Christie had an obligation to cooperate with EEO counselors and investigators. Jordan v. United States, 522 F.2d 1128, 1130-31 (8th Cir. 1975). He did not. The district court detailed Christie's obstreperousness, and considered his explanations for failing to appear at meetings. We hold that the court did not err in granting summary judgment on this claim.
Christie next contends that the court erred in dismissing his Bivens claims relating to the alleged unauthorized access to his medical records. The court concluded that the statute of limitations bars the claims.

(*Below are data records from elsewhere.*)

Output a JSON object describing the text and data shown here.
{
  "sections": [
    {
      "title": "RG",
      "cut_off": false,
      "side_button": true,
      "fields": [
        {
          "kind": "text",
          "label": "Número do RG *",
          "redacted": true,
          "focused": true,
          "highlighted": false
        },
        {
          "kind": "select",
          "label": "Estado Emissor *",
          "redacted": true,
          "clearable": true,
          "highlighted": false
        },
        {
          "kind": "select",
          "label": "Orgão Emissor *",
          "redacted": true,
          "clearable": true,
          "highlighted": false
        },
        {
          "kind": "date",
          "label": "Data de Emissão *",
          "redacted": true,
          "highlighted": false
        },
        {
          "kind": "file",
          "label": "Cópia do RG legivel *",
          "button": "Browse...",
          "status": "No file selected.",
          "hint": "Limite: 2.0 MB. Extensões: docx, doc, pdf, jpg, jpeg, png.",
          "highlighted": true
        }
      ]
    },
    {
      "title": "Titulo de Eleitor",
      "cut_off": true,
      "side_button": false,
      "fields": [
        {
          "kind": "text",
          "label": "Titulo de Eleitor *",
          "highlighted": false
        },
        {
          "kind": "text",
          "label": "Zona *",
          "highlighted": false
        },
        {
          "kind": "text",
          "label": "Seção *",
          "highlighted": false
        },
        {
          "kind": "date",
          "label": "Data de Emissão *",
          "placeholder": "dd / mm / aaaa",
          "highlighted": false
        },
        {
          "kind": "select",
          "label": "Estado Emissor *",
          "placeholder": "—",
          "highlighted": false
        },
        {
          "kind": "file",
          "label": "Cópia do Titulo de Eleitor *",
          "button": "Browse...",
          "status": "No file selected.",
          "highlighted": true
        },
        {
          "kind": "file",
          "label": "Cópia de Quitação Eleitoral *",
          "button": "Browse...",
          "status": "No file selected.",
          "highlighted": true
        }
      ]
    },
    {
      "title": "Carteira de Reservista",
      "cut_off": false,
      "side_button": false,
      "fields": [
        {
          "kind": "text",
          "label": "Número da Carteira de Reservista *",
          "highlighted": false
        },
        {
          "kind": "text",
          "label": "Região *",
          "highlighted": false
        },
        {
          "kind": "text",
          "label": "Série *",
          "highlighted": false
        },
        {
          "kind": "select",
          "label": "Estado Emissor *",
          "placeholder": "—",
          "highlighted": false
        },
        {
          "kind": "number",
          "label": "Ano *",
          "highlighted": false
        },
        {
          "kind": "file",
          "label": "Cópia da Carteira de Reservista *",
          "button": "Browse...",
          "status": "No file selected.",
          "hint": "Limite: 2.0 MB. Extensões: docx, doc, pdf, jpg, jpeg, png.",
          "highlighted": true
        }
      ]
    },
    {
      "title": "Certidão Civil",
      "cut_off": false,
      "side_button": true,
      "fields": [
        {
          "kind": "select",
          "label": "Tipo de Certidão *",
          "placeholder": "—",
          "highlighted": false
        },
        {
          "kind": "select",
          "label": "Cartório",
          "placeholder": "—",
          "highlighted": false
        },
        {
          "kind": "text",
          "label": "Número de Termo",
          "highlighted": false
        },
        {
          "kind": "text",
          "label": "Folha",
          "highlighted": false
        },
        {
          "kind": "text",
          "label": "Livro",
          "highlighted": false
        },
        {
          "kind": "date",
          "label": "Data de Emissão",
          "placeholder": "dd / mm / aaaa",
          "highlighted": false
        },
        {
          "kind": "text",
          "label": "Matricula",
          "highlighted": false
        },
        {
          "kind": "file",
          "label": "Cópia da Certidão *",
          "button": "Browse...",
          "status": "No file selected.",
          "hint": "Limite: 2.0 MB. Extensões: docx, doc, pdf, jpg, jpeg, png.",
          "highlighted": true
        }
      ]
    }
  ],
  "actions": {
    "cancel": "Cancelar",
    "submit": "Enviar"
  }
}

California's one-year personal injury statute of limitations applies to these Bivens claims. Van Strum v. Lawn, 940 F.2d 406, 409-410 (9th Cir. 1991) (personal injury statute of limitations applies to Bivens claims). Christie claimed that access was made sometime between October 1982 and July 1985. He filed the original complaint in district court in March 1987. As the district court determined, he waited too long to file the claims. His general allegation of a continuing conspiracy to discriminate against him does not save his allegation about access to his medical records. See, e.g., Green v. Los Angeles County Superintendent of Schools, 883 F.2d 1472, 1480-81 (9th Cir. 1989) (no continuing violation but rather several separate acts).
Christie next argues that the district court erred in dismissing his other Bivens claims against a number of Navelex employees. The district court determined that these claims were preempted by remedies available to federal employees under various civil rights statutes and the Civil Service Reform Act.
The existence of alternative remedies under the CSRA bars the use of a Bivens action for these employment related claims. Saul v. United States, 928 F.2d 829, 835-39 (9th Cir. 1991); Berry v. Hollander, 925 F.2d 311, 316 (9th Cir. 1991). As we stated in Berry, " [t]he Supreme Court has made clear the propriety of according great deference to Congress in devising remedial schemes for wrongs committed against employees of the federal government. When Congress has created a statutory remedy for potential harms, the courts must refrain from implying non-statutory causes of action such as Bivens. " 925 F.2d at 316.
Christie's attempts to demonstrate that his claims did not arise out of the workplace are unpersuasive. Accordingly, we hold that the district court did not err in dismissing these claims.
Christie similarly contends that the district court erred in dismissing his tort claim for intentional infliction of emotional distress. The court correctly concluded that this claim is preempted by the availability of remedies under the CSRA. See Saul, 928 F.2d at 840-43 (discussing preemption of state law tort claims). As above, his attempts to characterize the alleged threats as outside the work setting are unpersuasive.
Christie's final argument challenges the district court's denial of his request for a preliminary injunction and temporary restraining order to prevent Navelex from firing him. This court reviews the denial for abuse of discretion. Al-Kim v. United States, 650 F.2d 944, 948 (9th Cir. 1979).
To obtain the relief he sought, Christie needed, at a minimum, to show a likelihood of irreparable harm beyond mere deprivation of income or a likelihood of success on the merits. See Sampson v. Murray, 415 U.S. 61, 88-91 (1974). As the district court concluded, he made neither showing. We hold that the district court did not abuse its discretion in denying Christie's request for a preliminary injunction.
The district court's judgment is AFFIRMED.
This disposition is not appropriate for publication and may not be cited to or by the courts of this circuit except as provided by 9th Cir.R. 36-3
This notice reads, in pertinent part: "the decision of the Commission is final, and there is no further right of administrative appeal from the Commission's decision. However, you have the right to file a civil action ... WITHIN THIRTY (30) DAYS of the date that you receive the Commission's decision."